====== DATA SHOWN
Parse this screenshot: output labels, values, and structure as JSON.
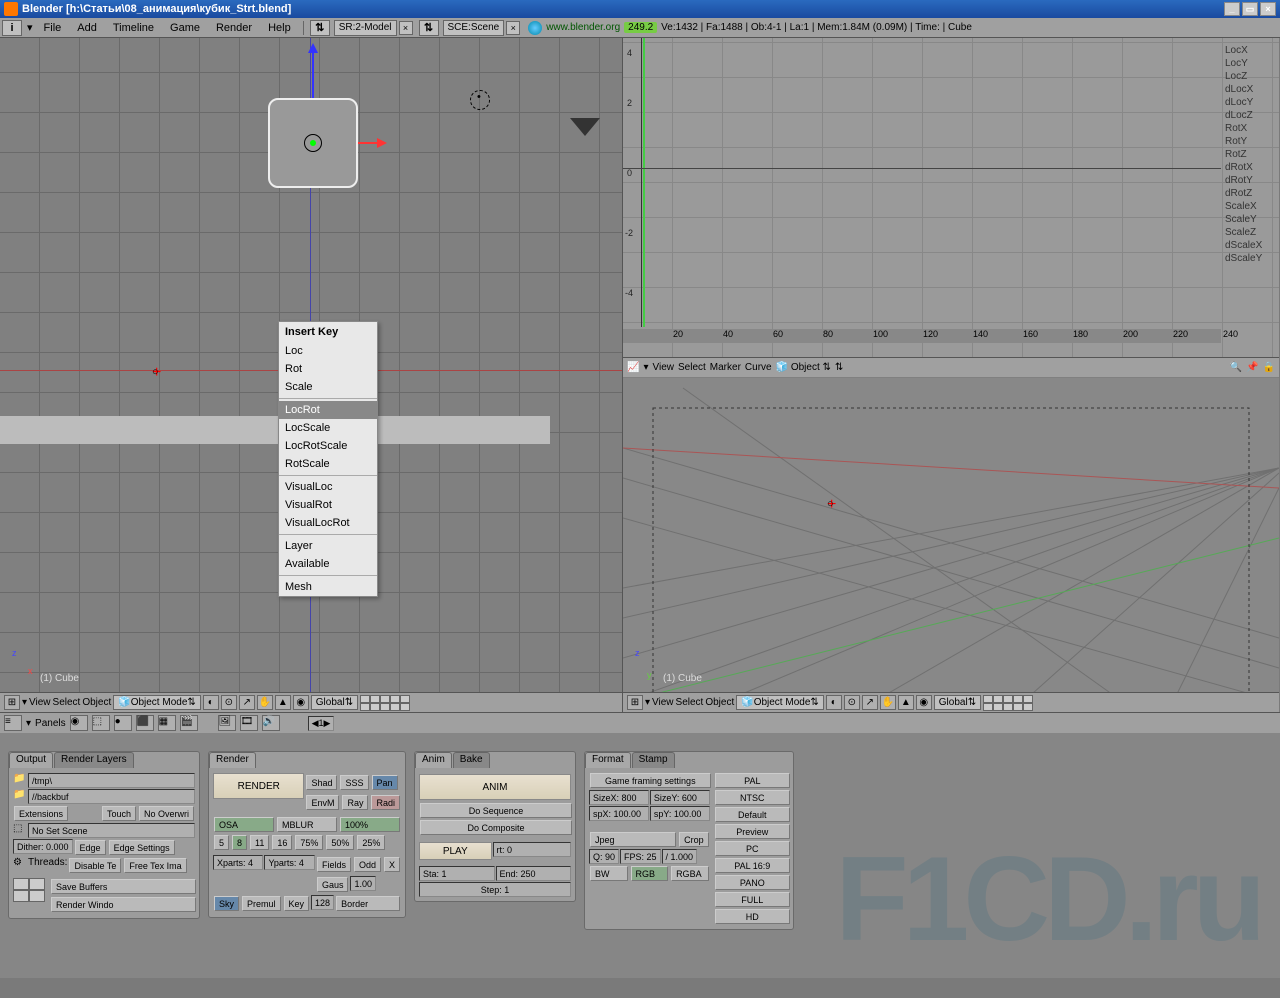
{
  "titlebar": {
    "title": "Blender [h:\\Статьи\\08_анимация\\кубик_Strt.blend]"
  },
  "menubar": {
    "items": [
      "File",
      "Add",
      "Timeline",
      "Game",
      "Render",
      "Help"
    ],
    "screen": "SR:2-Model",
    "scene": "SCE:Scene",
    "url": "www.blender.org",
    "version": "249.2",
    "stats": "Ve:1432 | Fa:1488 | Ob:4-1 | La:1  | Mem:1.84M (0.09M) | Time:  | Cube"
  },
  "ctx_menu": {
    "title": "Insert Key",
    "groups": [
      [
        "Loc",
        "Rot",
        "Scale"
      ],
      [
        "LocRot",
        "LocScale",
        "LocRotScale",
        "RotScale"
      ],
      [
        "VisualLoc",
        "VisualRot",
        "VisualLocRot"
      ],
      [
        "Layer",
        "Available"
      ],
      [
        "Mesh"
      ]
    ],
    "highlight": "LocRot"
  },
  "viewport_left": {
    "label": "(1) Cube"
  },
  "ipo": {
    "channels": [
      "LocX",
      "LocY",
      "LocZ",
      "dLocX",
      "dLocY",
      "dLocZ",
      "RotX",
      "RotY",
      "RotZ",
      "dRotX",
      "dRotY",
      "dRotZ",
      "ScaleX",
      "ScaleY",
      "ScaleZ",
      "dScaleX",
      "dScaleY"
    ],
    "ticks_y": [
      4,
      2,
      0,
      -2,
      -4
    ],
    "ticks_x": [
      20,
      40,
      60,
      80,
      100,
      120,
      140,
      160,
      180,
      200,
      220,
      240
    ],
    "header": {
      "view": "View",
      "select": "Select",
      "marker": "Marker",
      "curve": "Curve",
      "mode": "Object"
    }
  },
  "viewport_right": {
    "label": "(1) Cube"
  },
  "vp_header": {
    "items": [
      "View",
      "Select",
      "Object"
    ],
    "mode": "Object Mode",
    "global": "Global"
  },
  "panels_header": {
    "label": "Panels",
    "num": "1"
  },
  "panel_output": {
    "tabs": [
      "Output",
      "Render Layers"
    ],
    "tmp": "/tmp\\",
    "backbuf": "//backbuf",
    "ext": "Extensions",
    "touch": "Touch",
    "noover": "No Overwri",
    "noset": "No Set Scene",
    "dither": "Dither: 0.000",
    "edge": "Edge",
    "edgeset": "Edge Settings",
    "threads": "Threads:",
    "disable": "Disable Te",
    "freetex": "Free Tex Ima",
    "savebuf": "Save Buffers",
    "renderwin": "Render Windo"
  },
  "panel_render": {
    "tab": "Render",
    "render": "RENDER",
    "shad": "Shad",
    "sss": "SSS",
    "pan": "Pan",
    "envm": "EnvM",
    "ray": "Ray",
    "radi": "Radi",
    "osa": "OSA",
    "mblur": "MBLUR",
    "pct": "100%",
    "n5": "5",
    "n8": "8",
    "n11": "11",
    "n16": "16",
    "p75": "75%",
    "p50": "50%",
    "p25": "25%",
    "xparts": "Xparts: 4",
    "yparts": "Yparts: 4",
    "fields": "Fields",
    "odd": "Odd",
    "x": "X",
    "gaus": "Gaus",
    "gval": "1.00",
    "sky": "Sky",
    "premul": "Premul",
    "key": "Key",
    "k128": "128",
    "border": "Border"
  },
  "panel_anim": {
    "tabs": [
      "Anim",
      "Bake"
    ],
    "anim": "ANIM",
    "doseq": "Do Sequence",
    "docomp": "Do Composite",
    "play": "PLAY",
    "rt": "rt: 0",
    "sta": "Sta: 1",
    "end": "End: 250",
    "step": "Step: 1"
  },
  "panel_format": {
    "tabs": [
      "Format",
      "Stamp"
    ],
    "gfs": "Game framing settings",
    "sizex": "SizeX: 800",
    "sizey": "SizeY: 600",
    "aspx": "spX: 100.00",
    "aspy": "spY: 100.00",
    "jpeg": "Jpeg",
    "crop": "Crop",
    "q": "Q: 90",
    "fps": "FPS: 25",
    "fpsbase": "/ 1.000",
    "bw": "BW",
    "rgb": "RGB",
    "rgba": "RGBA",
    "presets": [
      "PAL",
      "NTSC",
      "Default",
      "Preview",
      "PC",
      "PAL 16:9",
      "PANO",
      "FULL",
      "HD"
    ]
  },
  "watermark": "F1CD.ru"
}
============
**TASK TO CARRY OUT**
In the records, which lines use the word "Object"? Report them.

**TASK ANSWER**
      "mode": "Object"
      "Object"
    "mode": "Object Mode",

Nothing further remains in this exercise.